● **Brief**
In the listing below, count each line that contains "JSON". The reply is that count and nothing else.

● **Listed records**

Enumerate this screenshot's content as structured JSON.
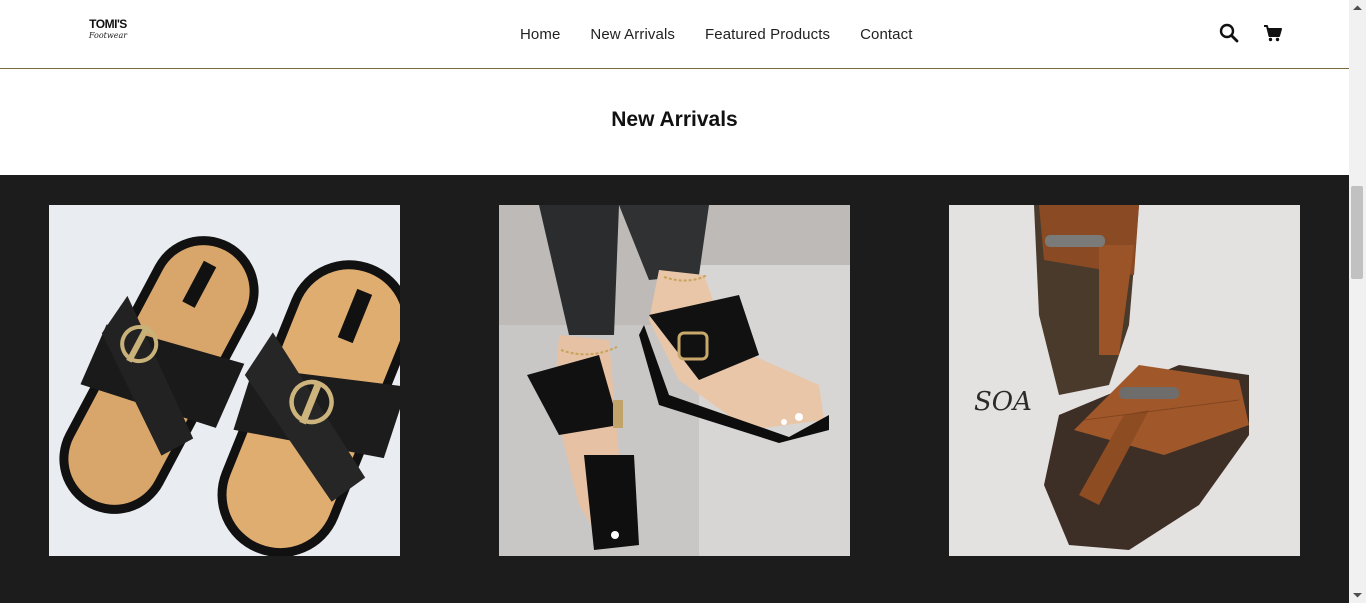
{
  "brand": {
    "name": "TOMI'S",
    "tagline": "Footwear"
  },
  "nav": {
    "items": [
      {
        "label": "Home"
      },
      {
        "label": "New Arrivals"
      },
      {
        "label": "Featured Products"
      },
      {
        "label": "Contact"
      }
    ]
  },
  "header_icons": {
    "search": "search-icon",
    "cart": "cart-icon"
  },
  "section": {
    "title": "New Arrivals"
  },
  "products": [
    {
      "image": "black-cross-strap-slide-sandals",
      "watermark": ""
    },
    {
      "image": "black-toe-post-sandals-on-feet",
      "watermark": ""
    },
    {
      "image": "brown-croc-leather-toe-post-sandals",
      "watermark": "SOA"
    }
  ],
  "colors": {
    "header_border": "#7a6a3a",
    "band_background": "#1c1c1c",
    "text": "#222222"
  }
}
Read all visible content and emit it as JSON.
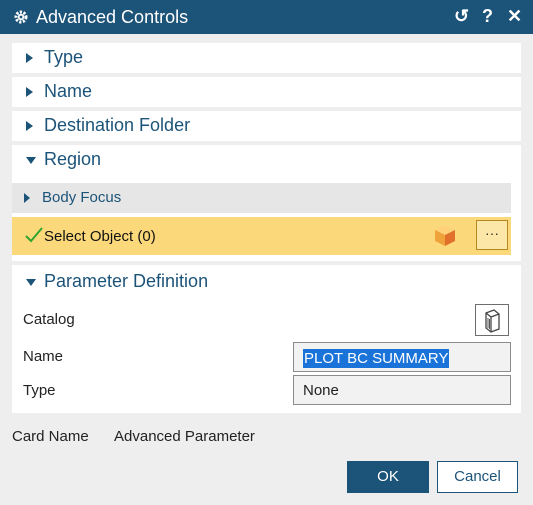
{
  "window": {
    "title": "Advanced Controls",
    "settings_icon": "gear-icon",
    "reset_glyph": "↺",
    "help_glyph": "?",
    "close_glyph": "✕"
  },
  "sections": {
    "type": {
      "label": "Type",
      "expanded": false
    },
    "name": {
      "label": "Name",
      "expanded": false
    },
    "destination": {
      "label": "Destination Folder",
      "expanded": false
    },
    "region": {
      "label": "Region",
      "expanded": true,
      "body_focus": {
        "label": "Body Focus",
        "expanded": false
      },
      "select_object": {
        "label": "Select Object (0)",
        "more_glyph": "···"
      }
    },
    "parameter_definition": {
      "label": "Parameter Definition",
      "expanded": true,
      "catalog_label": "Catalog",
      "name_label": "Name",
      "name_value": "PLOT BC SUMMARY",
      "type_label": "Type",
      "type_value": "None"
    }
  },
  "card": {
    "label": "Card Name",
    "value": "Advanced Parameter"
  },
  "buttons": {
    "ok": "OK",
    "cancel": "Cancel"
  },
  "colors": {
    "titlebar": "#1c5379",
    "highlight": "#fbd97b",
    "selection": "#1a73d9"
  }
}
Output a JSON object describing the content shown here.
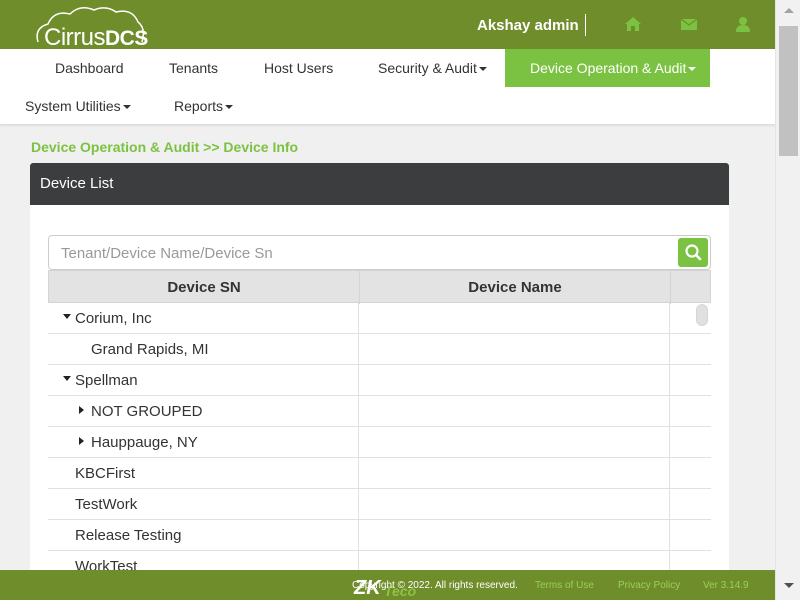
{
  "brand": {
    "logo_thin": "Cirrus",
    "logo_bold": "DCS"
  },
  "header": {
    "username": "Akshay admin",
    "icons": [
      "home-icon",
      "envelope-icon",
      "user-icon"
    ]
  },
  "nav": {
    "row1": [
      {
        "label": "Dashboard",
        "dropdown": false
      },
      {
        "label": "Tenants",
        "dropdown": false
      },
      {
        "label": "Host Users",
        "dropdown": false
      },
      {
        "label": "Security & Audit",
        "dropdown": true
      },
      {
        "label": "Device Operation & Audit",
        "dropdown": true,
        "active": true
      }
    ],
    "row2": [
      {
        "label": "System Utilities",
        "dropdown": true
      },
      {
        "label": "Reports",
        "dropdown": true
      }
    ]
  },
  "breadcrumb": "Device Operation & Audit >> Device Info",
  "panel": {
    "title": "Device List",
    "search": {
      "placeholder": "Tenant/Device Name/Device Sn",
      "value": ""
    },
    "columns": [
      "Device SN",
      "Device Name",
      ""
    ],
    "rows": [
      {
        "sn": "Corium, Inc",
        "name": "",
        "expander": "expanded"
      },
      {
        "sn": "Grand Rapids, MI",
        "name": "",
        "expander": "none"
      },
      {
        "sn": "Spellman",
        "name": "",
        "expander": "expanded"
      },
      {
        "sn": "NOT GROUPED",
        "name": "",
        "expander": "collapsed"
      },
      {
        "sn": "Hauppauge, NY",
        "name": "",
        "expander": "collapsed"
      },
      {
        "sn": "KBCFirst",
        "name": "",
        "expander": "none"
      },
      {
        "sn": "TestWork",
        "name": "",
        "expander": "none"
      },
      {
        "sn": "Release Testing",
        "name": "",
        "expander": "none"
      },
      {
        "sn": "WorkTest",
        "name": "",
        "expander": "none"
      }
    ]
  },
  "footer": {
    "copyright": "Copyright © 2022. All rights reserved.",
    "terms": "Terms of Use",
    "privacy": "Privacy Policy",
    "version": "Ver 3.14.9",
    "logo_text": "ZKTeco"
  },
  "colors": {
    "header_green": "#6f8d2a",
    "accent_green": "#7cc242",
    "panel_header": "#3c3d3e"
  }
}
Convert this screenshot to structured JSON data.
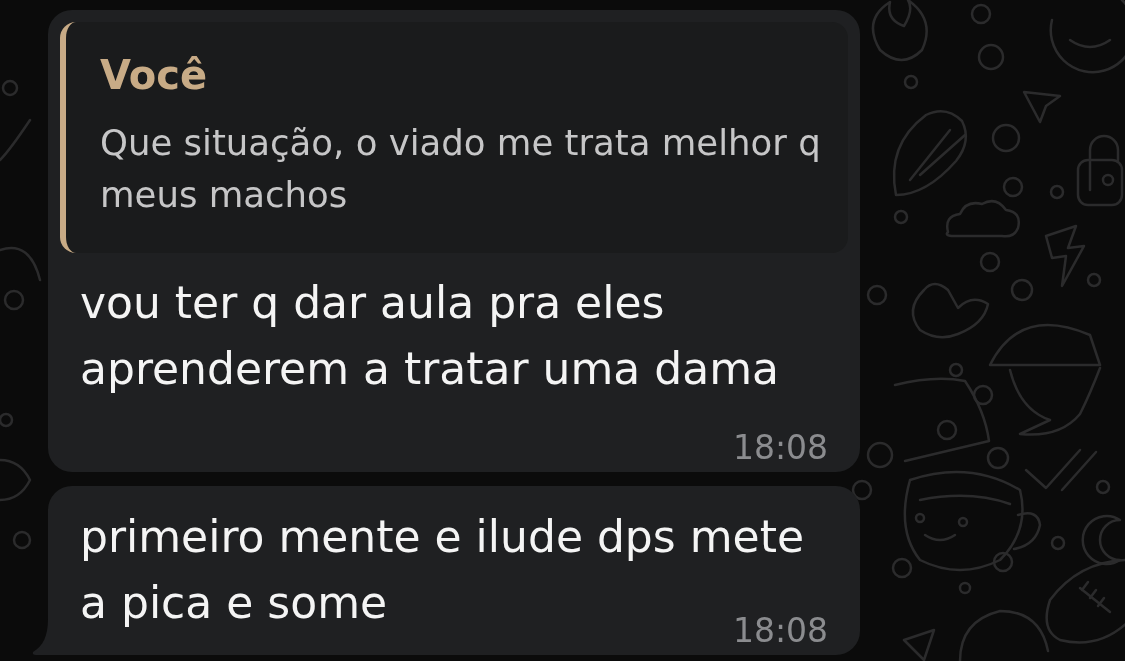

● **Output for this exercise**
4